Mike Leach was plodding through his initial teleconference of the 2013 football season when an innocent question lit him up. He was asked about the most competitive position battles as his Washington State football team starts practice Friday in Lewiston.
“Every one of ’em,” he shot back. “Every one is battling to be starters, that’s just a fact. Even within that, you’re battling to see how many reps you get.
“I get asked that some, and it’s kind of a befuddling question to me.”
Leach referred sarcastically to a misguided belief of 2012 in some quarters that based “on this whole wealth of success of the past, that positions are sewed up, that it’s not going to be competitive, because we wouldn’t want to hurt this guy’s feelings by benching his (butt).
- Neighbors at war over feeding of crows in Portage Bay
- Scientists to study the 'modern miracle' of Ozzy Osbourne's survival
- Seattle tackles drug dealing, disorder in downtown core
- 'Glamping' comes to Moran State Park
- 100 drug arrests kick off new push against downtown crime
Most Read Stories
“It’s not the philosophy we (coaches) share.”
Ergo, whatever are the most heated position battles, you won’t hear Leach discussing them much.
The Cougars will likely be in Lewiston for 10 days, working on a junior high school field and staying at Lewis-Clark State because of construction on a football-operations building next to their practice fields. When asked if the Lewiston site would provide a “comfort zone” for players, Leach said, “Comfort zone is not exactly the priority around here. I think it’s a good place, we’ll get good work. The overall reaction is, most guys seem kind of excited about it.”
Among priorities for WSU as it points to an Aug. 31 opener at Auburn: Solidifying the quarterback pecking order; continuing to develop an offensive line that has struggled badly for several years; and upgrading at the cornerback spot, where the Cougars have been mediocre for a long time.
Halliday had a 494-yard passing night as a redshirt freshman, but floundered during an in-and-out season alongside Jeff Tuel a year ago, throwing for 15 touchdowns with 13 interceptions and completing only 52.1 percent. Leach says Apodaca, a Colorado product, is accurate and a good runner, but “he’s still kind of working toward where everything is quick and automatic.”
The offensive line at least has more candidates after a season when the depth-shy Cougars made do with few reserves. Now they add tackle Rico Forbes, who sat out last year with a knee injury; JC transfer tackle Jacob Seydel and redshirt freshman Eduardo Middleton, plus some young prospects.
Cornerback should also be more competitive, and it’s a spot where WSU must be more productive. Last year, the Cougars were No. 6 in run defense in the Pac-12, but No. 10 in pass defense, allowing 263 yards a game.

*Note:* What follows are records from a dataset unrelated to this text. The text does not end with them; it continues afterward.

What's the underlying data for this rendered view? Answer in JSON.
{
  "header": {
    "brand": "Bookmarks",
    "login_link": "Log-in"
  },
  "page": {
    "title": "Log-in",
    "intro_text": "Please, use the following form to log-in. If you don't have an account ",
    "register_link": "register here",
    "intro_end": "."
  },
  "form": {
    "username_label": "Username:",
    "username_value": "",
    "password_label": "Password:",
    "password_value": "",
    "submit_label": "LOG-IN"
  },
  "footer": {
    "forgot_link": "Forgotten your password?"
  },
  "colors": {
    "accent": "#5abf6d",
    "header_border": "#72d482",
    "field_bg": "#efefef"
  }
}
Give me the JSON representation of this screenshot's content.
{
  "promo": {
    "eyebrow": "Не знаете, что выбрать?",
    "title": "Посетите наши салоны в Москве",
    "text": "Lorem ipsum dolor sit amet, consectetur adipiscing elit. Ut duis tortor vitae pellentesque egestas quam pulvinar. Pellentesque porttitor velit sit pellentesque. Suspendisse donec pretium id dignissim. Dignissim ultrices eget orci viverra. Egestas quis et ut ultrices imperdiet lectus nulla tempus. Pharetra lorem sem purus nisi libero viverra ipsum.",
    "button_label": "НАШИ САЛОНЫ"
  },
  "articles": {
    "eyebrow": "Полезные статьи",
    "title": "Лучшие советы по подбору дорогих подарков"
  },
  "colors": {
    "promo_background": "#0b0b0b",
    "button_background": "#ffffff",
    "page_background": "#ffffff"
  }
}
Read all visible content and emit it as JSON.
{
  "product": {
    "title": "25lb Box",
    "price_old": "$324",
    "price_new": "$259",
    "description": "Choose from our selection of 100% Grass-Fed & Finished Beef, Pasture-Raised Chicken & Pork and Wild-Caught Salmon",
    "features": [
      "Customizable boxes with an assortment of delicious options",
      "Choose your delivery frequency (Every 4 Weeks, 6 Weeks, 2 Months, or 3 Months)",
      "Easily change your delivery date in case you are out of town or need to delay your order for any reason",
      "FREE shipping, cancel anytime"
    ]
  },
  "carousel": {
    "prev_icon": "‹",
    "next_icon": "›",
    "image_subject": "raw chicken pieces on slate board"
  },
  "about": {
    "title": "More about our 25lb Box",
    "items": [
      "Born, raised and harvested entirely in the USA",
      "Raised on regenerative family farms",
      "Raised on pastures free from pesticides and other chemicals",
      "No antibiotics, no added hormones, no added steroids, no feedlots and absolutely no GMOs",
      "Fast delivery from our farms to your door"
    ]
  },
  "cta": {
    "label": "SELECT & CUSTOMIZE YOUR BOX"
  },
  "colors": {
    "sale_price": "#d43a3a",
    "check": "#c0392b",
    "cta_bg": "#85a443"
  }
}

“I think we’re significantly better, especially the attitude, and our work ethic is significantly higher,” Leach said. He hopes to see a continuation of the work in the spring, when “as a team we played together, rather than a lot of individuals that were so quick to let any level of discouragement fracture the effort. And some guys began to emerge as leaders.”
Bud Withers: 206-464-8281 or firstname.lastname@example.org